Israel's Chief Archivist: State Concealing Embarrassing Documents Under Guise of Security

In a scathing attack, outgoing chief state archivist says the state 'is not handling the material in a manner befitting a democratic state'

Employees search for documents at the Israel State Archives in Jerusalem, Israel.
Michal Fattal

Israels outgoing chief archivist warned that most of the contents of the state archives is closed and will never be opened, in a report that was unstinting in its criticism of bodies that he said obstruct the organizations work.

In a scathing report issued Monday, Yaakov Lazovik summarized the issues faced by the Israel State Archives, which is subordinate to the Prime Ministers Office.

Dr. Yaakov Lazovik.
Michal Fattal

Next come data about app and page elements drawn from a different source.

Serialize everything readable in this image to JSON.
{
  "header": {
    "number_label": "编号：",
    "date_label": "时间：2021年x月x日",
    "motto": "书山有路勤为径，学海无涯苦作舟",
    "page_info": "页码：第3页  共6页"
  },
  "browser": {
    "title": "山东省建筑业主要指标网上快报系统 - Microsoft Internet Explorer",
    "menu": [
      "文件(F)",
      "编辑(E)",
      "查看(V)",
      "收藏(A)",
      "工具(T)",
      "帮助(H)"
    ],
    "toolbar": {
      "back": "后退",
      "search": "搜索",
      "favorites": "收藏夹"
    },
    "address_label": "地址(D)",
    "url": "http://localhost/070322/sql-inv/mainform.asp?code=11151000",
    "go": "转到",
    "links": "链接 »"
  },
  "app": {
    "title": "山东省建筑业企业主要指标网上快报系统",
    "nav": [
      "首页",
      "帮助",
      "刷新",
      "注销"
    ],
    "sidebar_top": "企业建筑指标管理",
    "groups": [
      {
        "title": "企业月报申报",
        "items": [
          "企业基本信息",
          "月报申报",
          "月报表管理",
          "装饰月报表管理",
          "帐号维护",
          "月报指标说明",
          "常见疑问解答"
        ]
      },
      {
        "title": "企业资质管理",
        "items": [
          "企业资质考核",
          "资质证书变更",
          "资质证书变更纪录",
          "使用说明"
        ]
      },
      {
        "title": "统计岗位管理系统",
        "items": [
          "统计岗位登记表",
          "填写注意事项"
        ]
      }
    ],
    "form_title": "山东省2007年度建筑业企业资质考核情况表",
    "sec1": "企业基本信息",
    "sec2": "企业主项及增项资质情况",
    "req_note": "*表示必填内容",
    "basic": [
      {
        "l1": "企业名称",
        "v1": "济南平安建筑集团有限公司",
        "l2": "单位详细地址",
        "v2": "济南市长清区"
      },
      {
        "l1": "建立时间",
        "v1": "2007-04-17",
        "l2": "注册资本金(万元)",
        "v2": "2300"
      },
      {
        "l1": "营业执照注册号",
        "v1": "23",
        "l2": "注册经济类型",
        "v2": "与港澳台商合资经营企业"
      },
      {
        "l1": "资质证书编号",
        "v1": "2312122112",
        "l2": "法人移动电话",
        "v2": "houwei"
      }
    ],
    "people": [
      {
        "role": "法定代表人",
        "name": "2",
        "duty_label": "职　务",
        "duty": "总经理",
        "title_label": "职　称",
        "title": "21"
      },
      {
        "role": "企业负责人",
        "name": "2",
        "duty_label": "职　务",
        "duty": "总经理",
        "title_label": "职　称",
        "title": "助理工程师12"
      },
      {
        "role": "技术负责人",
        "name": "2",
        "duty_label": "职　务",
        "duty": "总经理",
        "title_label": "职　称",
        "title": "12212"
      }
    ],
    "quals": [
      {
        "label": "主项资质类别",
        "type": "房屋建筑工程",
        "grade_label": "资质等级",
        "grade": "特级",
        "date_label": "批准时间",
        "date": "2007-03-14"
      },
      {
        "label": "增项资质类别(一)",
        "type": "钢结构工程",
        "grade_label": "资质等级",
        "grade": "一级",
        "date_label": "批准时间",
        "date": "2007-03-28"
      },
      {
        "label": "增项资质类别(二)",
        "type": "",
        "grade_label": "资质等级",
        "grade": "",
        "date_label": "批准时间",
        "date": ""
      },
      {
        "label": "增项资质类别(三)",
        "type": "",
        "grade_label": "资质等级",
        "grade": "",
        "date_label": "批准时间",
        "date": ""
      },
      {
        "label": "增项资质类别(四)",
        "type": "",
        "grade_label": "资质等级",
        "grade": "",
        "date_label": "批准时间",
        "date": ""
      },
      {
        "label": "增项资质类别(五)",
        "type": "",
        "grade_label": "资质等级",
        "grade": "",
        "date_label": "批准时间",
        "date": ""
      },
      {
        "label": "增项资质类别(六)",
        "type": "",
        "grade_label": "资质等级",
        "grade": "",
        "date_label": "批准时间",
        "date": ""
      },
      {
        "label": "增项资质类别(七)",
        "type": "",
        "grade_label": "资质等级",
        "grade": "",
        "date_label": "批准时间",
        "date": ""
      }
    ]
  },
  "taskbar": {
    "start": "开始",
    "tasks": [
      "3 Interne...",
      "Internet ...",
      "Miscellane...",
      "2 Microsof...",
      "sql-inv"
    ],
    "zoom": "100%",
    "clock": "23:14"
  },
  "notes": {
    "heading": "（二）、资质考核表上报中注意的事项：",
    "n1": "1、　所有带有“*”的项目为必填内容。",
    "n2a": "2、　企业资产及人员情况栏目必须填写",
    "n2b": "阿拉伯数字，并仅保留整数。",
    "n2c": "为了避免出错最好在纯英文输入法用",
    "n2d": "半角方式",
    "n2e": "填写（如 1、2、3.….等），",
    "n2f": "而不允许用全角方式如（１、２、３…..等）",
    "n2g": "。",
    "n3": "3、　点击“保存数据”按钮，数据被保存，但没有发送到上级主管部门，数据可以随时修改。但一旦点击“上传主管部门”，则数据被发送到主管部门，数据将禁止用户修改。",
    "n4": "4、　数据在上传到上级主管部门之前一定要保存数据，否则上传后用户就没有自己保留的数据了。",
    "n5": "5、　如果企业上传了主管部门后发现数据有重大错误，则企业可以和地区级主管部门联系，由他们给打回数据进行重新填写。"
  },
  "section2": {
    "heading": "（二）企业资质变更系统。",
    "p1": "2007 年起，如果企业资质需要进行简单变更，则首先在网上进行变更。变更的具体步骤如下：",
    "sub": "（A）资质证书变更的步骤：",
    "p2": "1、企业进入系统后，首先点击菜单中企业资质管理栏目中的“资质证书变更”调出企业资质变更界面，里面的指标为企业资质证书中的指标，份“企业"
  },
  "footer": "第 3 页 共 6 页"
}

Israel is not handling the material there in a manner befitting a democratic state, said Lazovik, who announced his retirement eight months after more than six years on the job. He said that most of the material in the archives will never see the light of day, and the remainder will be opened under unreasonable restrictions, without transparency or public oversight.

Lazovik will remain in the position until a replacement is found. A call for bids for the position was issued only recently.

He claimed that under the cloak of national security concerns, the state conceals from the public material, much of it unrelated to security issues. This includes material that could prove embarrassing to the state, such as human rights violations or that do not add to the states honor.

In a democracy one cant hide information simply because its embarrassing. Its forbidden because Israels representatives — elected officials, public servants, soldiers, diplomats or spies — work in the name of and on behalf of the states citizens, and a basic democratic duty is to allow citizens to voice their opinions about these representatives, Lazovik wrote.

He adds that no one will be hurt by the publication of the truth, even about unpleasant past events in the countrys history. Israeli society survived — some would say got stronger in the wake of — the collapse of the narrative of the flight of Arabs in the War of Independence, with its replacement in the 1980s by a more nuanced picture, he wrote.

Anyone whose commitment to the state as a citizen or whose support for it as a friend is so weak that revealing the truth would shake it is only broadcasting his insecurity, Lazovik wrote.

According to Lazovik, Israelis have committed war crimes. The Shin Bet security service was involved in education in the Arab sector; Israel treated its Arab (and other) citizens in a manner that doesnt dignify a democratic state. If Israel commits acts that a court here or abroad would reject, Israeli citizens should know about this and decide whether they agree with them. Disclosure of the facts is a necessary condition for a democratic society.

Lazovik was also critical of the length of time for which defense-related documents remain classified. Why are they sealed for 50 years? he asked, referring to the minutes of meetings of the inner cabinet in the period leading up to the 1967 Six-Day War, which were only unsealed last year.

While reading them, one must ask what harm would have been caused had these documents been released 30 or 40 years after the events. There may be some scraps of information that should remain under wraps, but why wait two generations with the rest?

Lazovik proposed examining the involvement of the military censor in the archives operation. One can understand the need for censorship in our circumstances, but letting censors decide on nonoperational matters is unprecedented in the democratic world.

Lazovik also noted that public interest in the state archives has grown, with 500,000 users in 2017. The archives digitalization project has put 19 million pages, out of a total of 400 million, available on the Israel State Archives website. This increased usage, however, has led to growing resistance to releasing more material to public access.